Indian Journal of Experimental Biology

Vol. 51, April 2013, pp. 322-335

 

 

Statistical and evolutionary optimization for enhanced production of an anti-leukemic enzyme, L-asparaginase, in a protease-deficient Bacillus aryabhattai ITBHU02 isolated from the soil contaminated with hospital waste

Yogendra Singh & S K Srivastava*

School of Biochemical Engineering, Indian Institute of Technology, Banaras Hindu University, Varanasi 221005, India

Received 17 August 2012; revised 19 December 2012

Over the past few decades, L-asparaginase has emerged as an excellent anti-neoplastic agent. In present study, a new strain ITBHU02, isolated from soil site near degrading hospital waste, was investigated for the production of extracellular
L-asparaginase. Further, it was renamed as Bacillus aryabhattai ITBHU02 based on its phenotypical features, biochemical characteristics, fatty acid methyl ester (FAME) profile and phylogenetic similarity of 16S rDNA sequences. The strain was found protease-deficient and its optimal growth occurred at 37 °C and pH 7.5. The strain was capable of producing enzyme L-asparaginase with maximum specific activity of 3.02±0.3 Umg-1 protein, when grown in un-optimized medium composition and physical parameters. In order to improve the production of L-asparaginase by the isolate, response surface methodology (RSM) and genetic algorithm (GA) based techniques were implemented. The data achieved through the statistical design matrix were used for regression analysis and analysis of variance studies. Furthermore, GA was implemented utilizing polynomial regression equation as a fitness function. Maximum average L-asparaginase productivity of 6.35 Umg-1 was found at GA optimized concentrations of 4.07, 0.82, 4.91, and 5.2 gL‑1 for KH2PO4, MgSO4.7H2O, L-asparagine, and glucose respectively. The GA optimized yield of the enzyme was 7.8% higher in comparison to the yield obtained through RSM based optimization.

 

 

Indian Journal of Experimental Biology
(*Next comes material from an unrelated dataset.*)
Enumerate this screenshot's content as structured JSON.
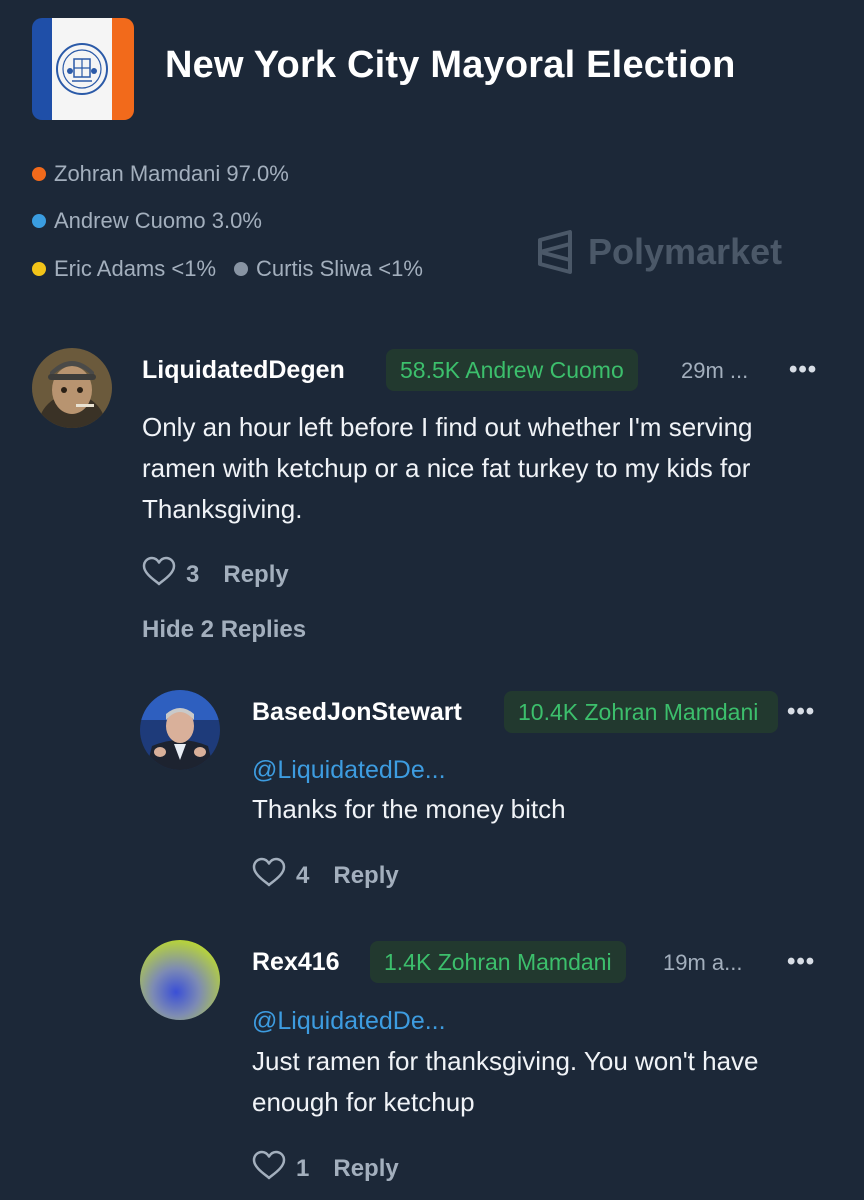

Vol. 51, April 2013, pp. 336-342

 

 

Statistical medium optimization of an alkaline protease from Pseudomonas aeruginosa MTCC 10501, its characterization and application in leather processing

Naidu Ramachandra Boopathy*, Devadas Indhuja, Krishnan Srinivasan, Mani Uthirappan,
Rishikesh Gupta, Kamini Numbi Ramudu & Rose Chellan

Department of Biotechnology, CSIR-Central Leather Research Institute (CLRI), Adyar Chennai 600 020, India

Received 23 July 2012; revised 26 December 2012

Proteases are shown to have greener mode of application in leather processing for dehairing of goat skins and cow hides. Production of protease by submerged fermentation with potent activity is reported using a new isolate P. aeruginosa MTCC 10501. The production parameters were optimized by statistical methods such as Plackett-Burman and response surface methodology. The optimized production medium contained (g/L); tryptone, 2.5; yeast extract, 3.0; skim milk 30.0; dextrose 1.0; inoculum concentration 4%: initial pH 6.0; incubation temperature 30 °C and optimum production at 48 h with protease activity of 7.6 U/mL. The protease had the following characteristics: pH optima, 9.0; temperature optima 50 °C; pH stability between 5.0-10.0 and temperature stability between 10-40 °C. The protease was observed to have high potential for dehairing of goat skins in the pre- tanning process comparable to that of the chemical process as evidenced by histology. The method offers cleaner processing using enzyme only instead of toxic chemicals in the pre-tanning process of leather manufacture.